Steinhoff recently issued a terse statement: “Philip Dieperink will step down, by mutual consent, from both his membership of the Management Board of Steinhoff and as CFO on 31 August 2019 after the 2019 AGM. Following a handover period, he will leave the Steinhoff Group on 31 December 2019. Philip will be succeeded as CFO by Theodore de Klerk, currently Operations Director and member of the Management Board.”
For the CFO to be stepping down in the midst of Steinhoff fighting for its survival is a surprise indeed.
Dieperink’s early career
Dieperink (BCom (Hons), CTA, CA(SA), H Dip Tax), joined Deloitte & Touche in 1980, and transferred to the tax division, specialising in corporate and international tax planning. He was made partner in 1987.
In the interests of transparency, in the 1980s I served a couple of years in the Arthur Young (Ernst & Young) tax department, and joined the Deloitte tax department in 1988. The relationship between me and the various tax partners was one of mutual dislike.
Those were the heady days of tax planning – plantation schemes, film schemes, horse breeding schemes, arbitraging the financial and commercial rand, investing offshore via complex opaque structures to hide the tainted origin of South Africa, establishing offshore ‘blind’ trusts, setting up corporate structures to enable wealthy South Africans to transfer money offshore via a dividend, over-invoicing to get money offshore, offshore slush funds, and transferring intellectual property to foreign domiciled companies (usually in a tax haven).
This was the era before South Africa introduced worldwide taxation, and it was heaven for taxation cowboys. It was the era of junk bonds and leveraged buyouts. This was also an era that presented an opportunity to be schooled in basic tax avoidance 101.

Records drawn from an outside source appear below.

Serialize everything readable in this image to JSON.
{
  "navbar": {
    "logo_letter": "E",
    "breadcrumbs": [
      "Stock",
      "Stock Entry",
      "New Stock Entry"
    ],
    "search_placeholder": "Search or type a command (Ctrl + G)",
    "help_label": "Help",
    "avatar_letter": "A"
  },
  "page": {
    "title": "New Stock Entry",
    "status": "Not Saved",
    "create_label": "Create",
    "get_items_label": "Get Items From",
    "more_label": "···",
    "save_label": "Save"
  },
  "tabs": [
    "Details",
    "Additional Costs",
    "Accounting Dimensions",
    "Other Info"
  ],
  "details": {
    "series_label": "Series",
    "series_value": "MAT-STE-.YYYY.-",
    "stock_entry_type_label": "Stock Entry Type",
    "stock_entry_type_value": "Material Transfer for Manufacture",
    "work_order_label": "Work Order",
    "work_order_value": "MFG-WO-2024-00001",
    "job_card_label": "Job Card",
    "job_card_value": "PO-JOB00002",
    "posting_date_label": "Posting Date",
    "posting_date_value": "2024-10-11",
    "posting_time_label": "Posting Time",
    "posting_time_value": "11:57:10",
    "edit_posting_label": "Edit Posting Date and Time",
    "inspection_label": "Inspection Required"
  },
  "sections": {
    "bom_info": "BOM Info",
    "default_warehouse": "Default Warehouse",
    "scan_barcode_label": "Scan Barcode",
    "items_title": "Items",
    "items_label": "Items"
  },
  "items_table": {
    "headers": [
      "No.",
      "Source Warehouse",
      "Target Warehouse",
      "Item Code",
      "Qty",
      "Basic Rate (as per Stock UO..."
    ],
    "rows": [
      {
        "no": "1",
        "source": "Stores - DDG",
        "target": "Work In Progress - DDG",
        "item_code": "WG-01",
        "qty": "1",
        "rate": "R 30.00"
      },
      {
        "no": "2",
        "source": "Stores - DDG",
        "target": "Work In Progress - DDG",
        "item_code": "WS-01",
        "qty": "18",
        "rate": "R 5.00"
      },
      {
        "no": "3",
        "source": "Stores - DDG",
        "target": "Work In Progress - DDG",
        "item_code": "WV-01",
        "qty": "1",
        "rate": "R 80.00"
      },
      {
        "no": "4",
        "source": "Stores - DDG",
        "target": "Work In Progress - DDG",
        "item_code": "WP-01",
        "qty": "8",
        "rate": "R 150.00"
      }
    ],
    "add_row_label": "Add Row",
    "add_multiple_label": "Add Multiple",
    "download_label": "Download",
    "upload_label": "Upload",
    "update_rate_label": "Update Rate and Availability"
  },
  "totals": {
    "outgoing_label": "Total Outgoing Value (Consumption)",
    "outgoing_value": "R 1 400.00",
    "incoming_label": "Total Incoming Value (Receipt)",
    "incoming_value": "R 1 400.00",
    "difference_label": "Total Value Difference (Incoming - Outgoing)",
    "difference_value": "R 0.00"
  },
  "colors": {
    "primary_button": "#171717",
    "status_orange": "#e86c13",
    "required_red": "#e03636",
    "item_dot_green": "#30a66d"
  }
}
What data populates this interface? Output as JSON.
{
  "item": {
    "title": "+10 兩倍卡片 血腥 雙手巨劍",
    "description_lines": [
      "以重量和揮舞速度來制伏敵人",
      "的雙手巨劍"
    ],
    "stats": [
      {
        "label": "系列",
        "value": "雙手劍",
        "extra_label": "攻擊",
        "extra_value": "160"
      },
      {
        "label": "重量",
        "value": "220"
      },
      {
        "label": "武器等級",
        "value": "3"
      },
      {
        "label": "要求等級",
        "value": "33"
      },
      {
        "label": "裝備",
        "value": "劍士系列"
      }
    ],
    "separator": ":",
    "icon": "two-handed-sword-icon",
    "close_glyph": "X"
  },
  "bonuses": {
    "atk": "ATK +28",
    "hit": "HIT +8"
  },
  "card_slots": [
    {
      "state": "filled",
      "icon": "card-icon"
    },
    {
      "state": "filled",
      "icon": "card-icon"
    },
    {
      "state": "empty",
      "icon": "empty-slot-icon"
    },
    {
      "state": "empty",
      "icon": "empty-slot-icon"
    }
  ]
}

I am not saying that Dieperink (nor Deloitte/Ernst & Young) were involved in any nefarious tax planning on behalf of clients, I am merely painting a picture of the tax environment at the time. When I joined the South African Revenue Service (Sars) in 1996, I uncovered mind-blowing tax schemes I did not know existed (as mentioned, I had learnt the basic tools of tax avoidance) – and this hardwired me for the next 20 years.
Dieperink briefly joined Murray & Roberts in 1996 (as international financial manager and group tax advisor), and moved to Unitrans in 1997 as financial director. The Steinhoff Group purchased Unitrans in 2007. Dieperink relocated to the United Kingdom to assume the position of chief financial officer of Steinhoff UK Holdings Limited. He also served on the board of directors of Steinhoff Asia Pacific Limited and Cofel. He was appointed as chief financial officer (CFO) and member of the management board of Steinhoff International Holdings NV (Steinhoff) on April 20, 2018, for a period of four years, and as non-executive Director of Steinhoff Africa Retail Limited on July 30, 2018.
Theodore de Klerk (BCom (Hons), CTA, H Dip Tax, CFM) joined Steinhoff in 2003. He was CEO of SteinBuild from 2008 to 2015. He currently serves as a director of several Steinhoff operating companies, manages a number of strategic projects on behalf of Steinhoff, and is a non-executive director of KAP Industrial Holdings Limited.
Steinhoff’s biggest risks are its debt levels, cash management, ongoing litigation, and its uncertain tax position, referred to by Steinhoff in its 2018 annual report as the unforeseen tax liabilities.
These would include:
- Transactions that substantially inflated the profit and asset values of the group;
- Complex/fictitious/irregular transactions;
- Tax implications arising from accounting irregularities;
- Tax implications arising from the country voluntary arrangements (CVAs);
- Possible transfer pricing transgressions; and
- Possible tax avoidance (although legal, could be subject to penalties) or tax evasion schemes (criminal).
Tax risks straddle accounting, operational, financial and legal risk, and this surely requires specialist skills.
At this stage the uncertain tax liability could be the torpedo that ultimately sinks the ship.
Taking into consideration Steinhoff’s precarious tax position, and the possible financial ramifications, surely all hands should be on deck?
Dieperink is an international tax expert, with vast in-depth experience of the financial workings of the group. He has the skills and experience to navigate the financial and tax risks to the group, as well as give guidance in unravelling the complex structures put in place by former Steinhoff International CEO Markus Jooste and his cohorts. Will De Klerk, at age 49, not be somewhat stretched at taking on this weighty challenge?
Steinhoff’s Sens statement is inadequate, uninformative, and gives rise to many questions and negative connotations. Dieperink was appointed to the management board of Steinhoff until 2022. Stepping down “by mutual consent” doesn’t cut it. Then again, this is Steinhoff. Have no expectations …
The author holds shares in Steinhoff